— EXERCISE REQUIREMENTS —
Return every line of the records below verbatim, with no pictures in the copy.

AVAILABLE RECORDS START

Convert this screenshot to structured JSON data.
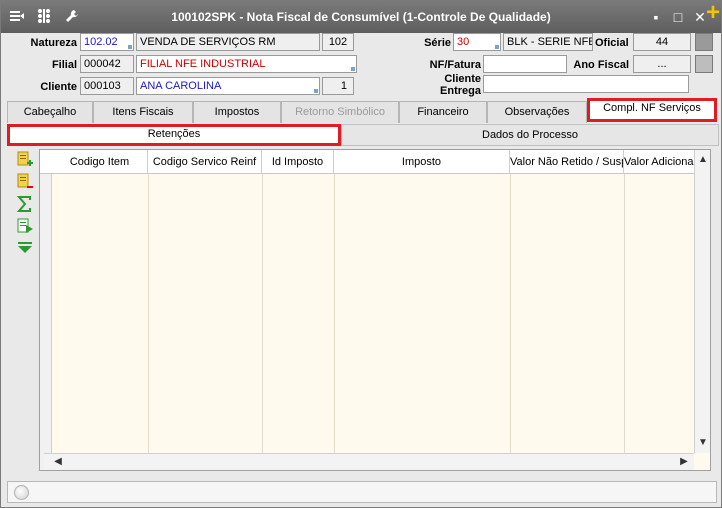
{
  "window": {
    "title": "100102SPK - Nota Fiscal de Consumível (1-Controle De Qualidade)",
    "icons": [
      "list-icon",
      "tree-icon",
      "wrench-icon"
    ],
    "controls": {
      "minimize": "▪",
      "maximize": "□",
      "close": "✕",
      "add": "+"
    }
  },
  "form": {
    "natureza": {
      "label": "Natureza",
      "code": "102.02",
      "desc": "VENDA DE SERVIÇOS RM",
      "num": "102"
    },
    "filial": {
      "label": "Filial",
      "code": "000042",
      "desc": "FILIAL NFE INDUSTRIAL"
    },
    "cliente": {
      "label": "Cliente",
      "code": "000103",
      "desc": "ANA CAROLINA",
      "num": "1"
    },
    "serie": {
      "label": "Série",
      "code": "30",
      "desc": "BLK - SERIE NFE",
      "oficial_label": "Oficial",
      "oficial_value": "44"
    },
    "nf_fatura": {
      "label": "NF/Fatura",
      "value": "",
      "ano_label": "Ano Fiscal",
      "ano_value": "..."
    },
    "cliente_entrega": {
      "label_line1": "Cliente",
      "label_line2": "Entrega",
      "value": ""
    }
  },
  "tabs": [
    {
      "label": "Cabeçalho",
      "state": "normal"
    },
    {
      "label": "Itens Fiscais",
      "state": "normal"
    },
    {
      "label": "Impostos",
      "state": "normal"
    },
    {
      "label": "Retorno Simbólico",
      "state": "disabled"
    },
    {
      "label": "Financeiro",
      "state": "normal"
    },
    {
      "label": "Observações",
      "state": "normal"
    },
    {
      "label": "Compl. NF Serviços",
      "state": "active"
    }
  ],
  "subtabs": [
    {
      "label": "Retenções",
      "state": "active"
    },
    {
      "label": "Dados do Processo",
      "state": "normal"
    }
  ],
  "toolbar": {
    "tools": [
      "add-row-icon",
      "remove-row-icon",
      "sum-icon",
      "export-icon",
      "collapse-icon"
    ]
  },
  "grid": {
    "columns": [
      "Codigo Item",
      "Codigo Servico Reinf",
      "Id Imposto",
      "Imposto",
      "Valor Não Retido / Susp",
      "Valor Adicional"
    ],
    "rows": []
  },
  "colors": {
    "highlight": "#e01b24",
    "grid_background": "#fffaed",
    "titlebar": "#6b6b6b"
  }
}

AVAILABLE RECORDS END

— COMPLETED TASK —
Convert this screenshot to structured JSON data.
{
  "window": {
    "title": "100102SPK - Nota Fiscal de Consumível (1-Controle De Qualidade)",
    "icons": [
      "list-icon",
      "tree-icon",
      "wrench-icon"
    ],
    "controls": {
      "minimize": "▪",
      "maximize": "□",
      "close": "✕",
      "add": "+"
    }
  },
  "form": {
    "natureza": {
      "label": "Natureza",
      "code": "102.02",
      "desc": "VENDA DE SERVIÇOS RM",
      "num": "102"
    },
    "filial": {
      "label": "Filial",
      "code": "000042",
      "desc": "FILIAL NFE INDUSTRIAL"
    },
    "cliente": {
      "label": "Cliente",
      "code": "000103",
      "desc": "ANA CAROLINA",
      "num": "1"
    },
    "serie": {
      "label": "Série",
      "code": "30",
      "desc": "BLK - SERIE NFE",
      "oficial_label": "Oficial",
      "oficial_value": "44"
    },
    "nf_fatura": {
      "label": "NF/Fatura",
      "value": "",
      "ano_label": "Ano Fiscal",
      "ano_value": "..."
    },
    "cliente_entrega": {
      "label_line1": "Cliente",
      "label_line2": "Entrega",
      "value": ""
    }
  },
  "tabs": [
    {
      "label": "Cabeçalho",
      "state": "normal"
    },
    {
      "label": "Itens Fiscais",
      "state": "normal"
    },
    {
      "label": "Impostos",
      "state": "normal"
    },
    {
      "label": "Retorno Simbólico",
      "state": "disabled"
    },
    {
      "label": "Financeiro",
      "state": "normal"
    },
    {
      "label": "Observações",
      "state": "normal"
    },
    {
      "label": "Compl. NF Serviços",
      "state": "active"
    }
  ],
  "subtabs": [
    {
      "label": "Retenções",
      "state": "active"
    },
    {
      "label": "Dados do Processo",
      "state": "normal"
    }
  ],
  "toolbar": {
    "tools": [
      "add-row-icon",
      "remove-row-icon",
      "sum-icon",
      "export-icon",
      "collapse-icon"
    ]
  },
  "grid": {
    "columns": [
      "Codigo Item",
      "Codigo Servico Reinf",
      "Id Imposto",
      "Imposto",
      "Valor Não Retido / Susp",
      "Valor Adicional"
    ],
    "rows": []
  },
  "colors": {
    "highlight": "#e01b24",
    "grid_background": "#fffaed",
    "titlebar": "#6b6b6b"
  }
}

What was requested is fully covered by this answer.